- [Activity]
When the string "icon" appears in a line of the records, show the whole line.

- [Given data]
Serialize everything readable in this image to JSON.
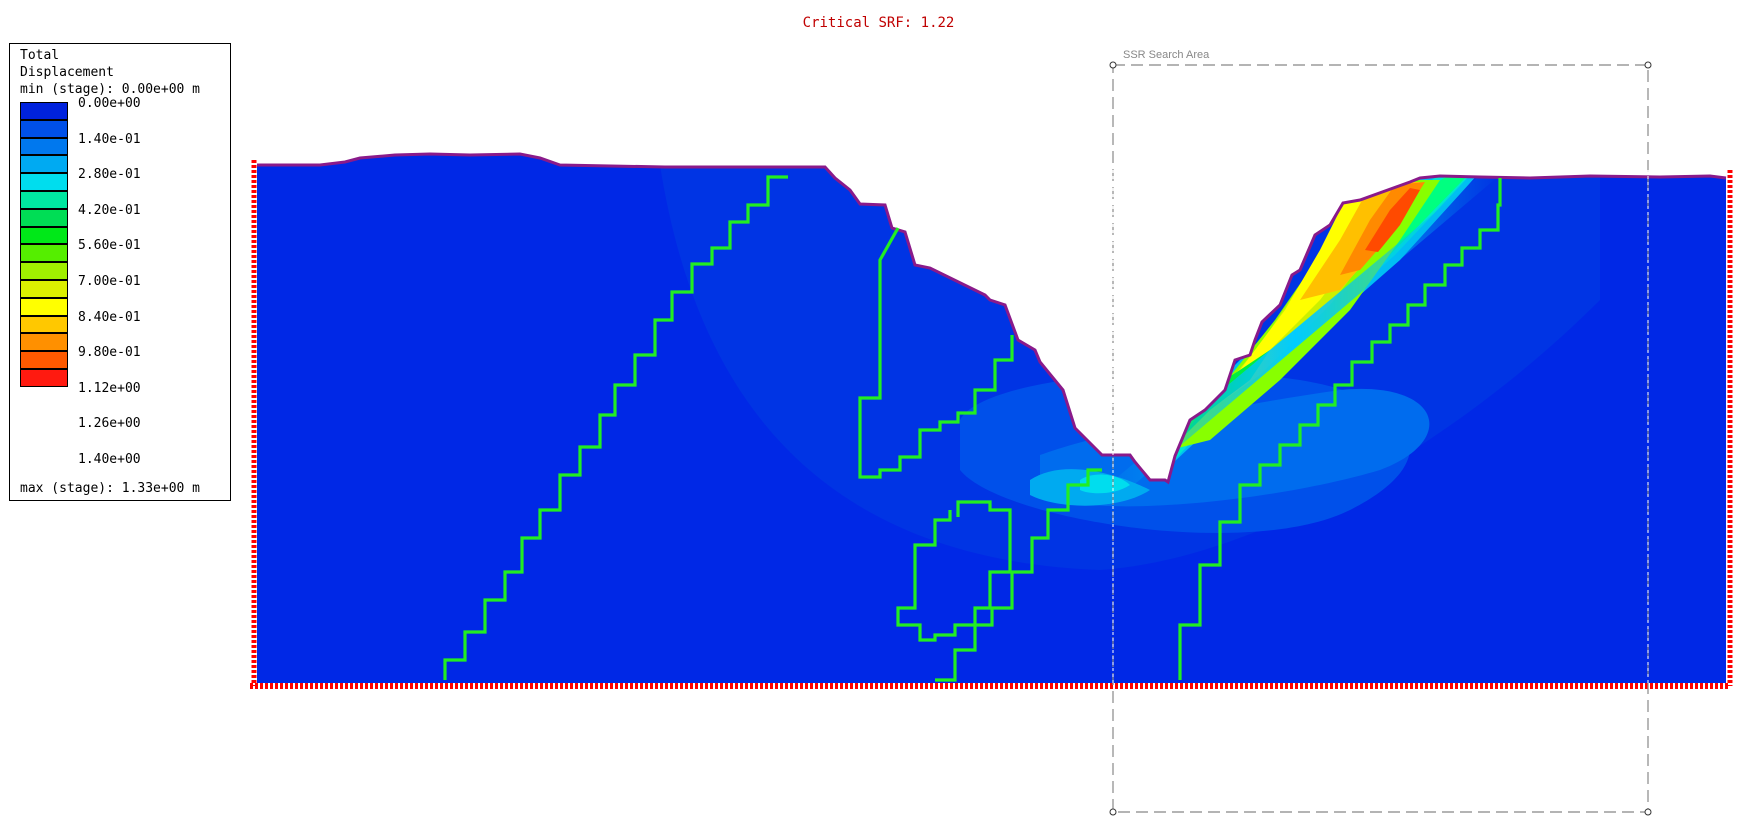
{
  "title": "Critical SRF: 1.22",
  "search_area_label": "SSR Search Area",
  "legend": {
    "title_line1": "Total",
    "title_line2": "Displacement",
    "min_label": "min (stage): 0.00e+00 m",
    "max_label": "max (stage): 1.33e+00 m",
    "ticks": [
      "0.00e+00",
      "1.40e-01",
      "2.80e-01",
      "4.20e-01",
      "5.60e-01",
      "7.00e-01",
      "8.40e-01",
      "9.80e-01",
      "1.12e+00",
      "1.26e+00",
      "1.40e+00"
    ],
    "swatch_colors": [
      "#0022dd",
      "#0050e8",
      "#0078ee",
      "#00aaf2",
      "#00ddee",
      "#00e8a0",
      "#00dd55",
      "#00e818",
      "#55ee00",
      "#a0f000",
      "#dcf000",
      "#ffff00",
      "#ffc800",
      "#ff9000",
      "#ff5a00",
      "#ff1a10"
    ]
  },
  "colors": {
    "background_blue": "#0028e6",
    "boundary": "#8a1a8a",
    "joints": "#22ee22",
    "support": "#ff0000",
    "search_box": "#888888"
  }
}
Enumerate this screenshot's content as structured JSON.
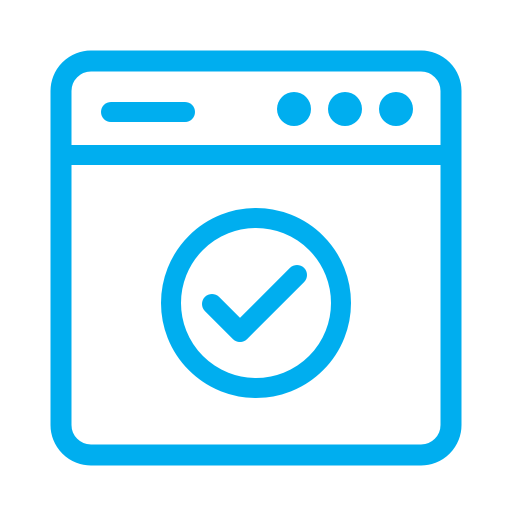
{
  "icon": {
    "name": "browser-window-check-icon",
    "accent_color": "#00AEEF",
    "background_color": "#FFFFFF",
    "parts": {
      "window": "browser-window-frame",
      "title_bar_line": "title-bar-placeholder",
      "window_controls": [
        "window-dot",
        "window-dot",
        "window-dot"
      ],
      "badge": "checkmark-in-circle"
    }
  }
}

- [Response box]
  "icon": {
    "name": "browser-window-check-icon",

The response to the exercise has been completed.